App and web page records
= Beginning of Section =
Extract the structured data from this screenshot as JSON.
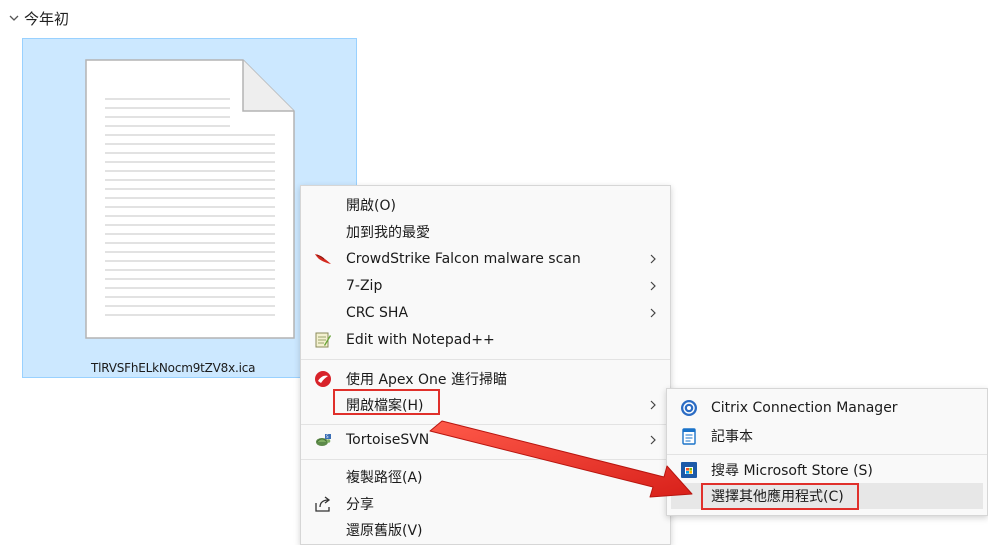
{
  "group": {
    "title": "今年初"
  },
  "file": {
    "name": "TlRVSFhELkNocm9tZV8x.ica",
    "icon": "document-icon"
  },
  "context_menu": {
    "open": "開啟(O)",
    "add_favorite": "加到我的最愛",
    "crowdstrike": "CrowdStrike Falcon malware scan",
    "sevenzip": "7-Zip",
    "crc_sha": "CRC SHA",
    "notepadpp": "Edit with Notepad++",
    "apex_one": "使用 Apex One 進行掃瞄",
    "open_with": "開啟檔案(H)",
    "tortoise": "TortoiseSVN",
    "copy_path": "複製路徑(A)",
    "share": "分享",
    "restore": "還原舊版(V)"
  },
  "open_with_submenu": {
    "citrix": "Citrix Connection Manager",
    "notepad": "記事本",
    "store": "搜尋 Microsoft Store (S)",
    "choose_other": "選擇其他應用程式(C)"
  },
  "colors": {
    "selection": "#cce8ff",
    "selection_border": "#99d1ff",
    "highlight_box": "#e0302b",
    "menu_bg": "#f9f9f9"
  }
}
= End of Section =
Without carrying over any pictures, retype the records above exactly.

Extract the structured data from this screenshot as JSON.
{
  "group": {
    "title": "今年初"
  },
  "file": {
    "name": "TlRVSFhELkNocm9tZV8x.ica",
    "icon": "document-icon"
  },
  "context_menu": {
    "open": "開啟(O)",
    "add_favorite": "加到我的最愛",
    "crowdstrike": "CrowdStrike Falcon malware scan",
    "sevenzip": "7-Zip",
    "crc_sha": "CRC SHA",
    "notepadpp": "Edit with Notepad++",
    "apex_one": "使用 Apex One 進行掃瞄",
    "open_with": "開啟檔案(H)",
    "tortoise": "TortoiseSVN",
    "copy_path": "複製路徑(A)",
    "share": "分享",
    "restore": "還原舊版(V)"
  },
  "open_with_submenu": {
    "citrix": "Citrix Connection Manager",
    "notepad": "記事本",
    "store": "搜尋 Microsoft Store (S)",
    "choose_other": "選擇其他應用程式(C)"
  },
  "colors": {
    "selection": "#cce8ff",
    "selection_border": "#99d1ff",
    "highlight_box": "#e0302b",
    "menu_bg": "#f9f9f9"
  }
}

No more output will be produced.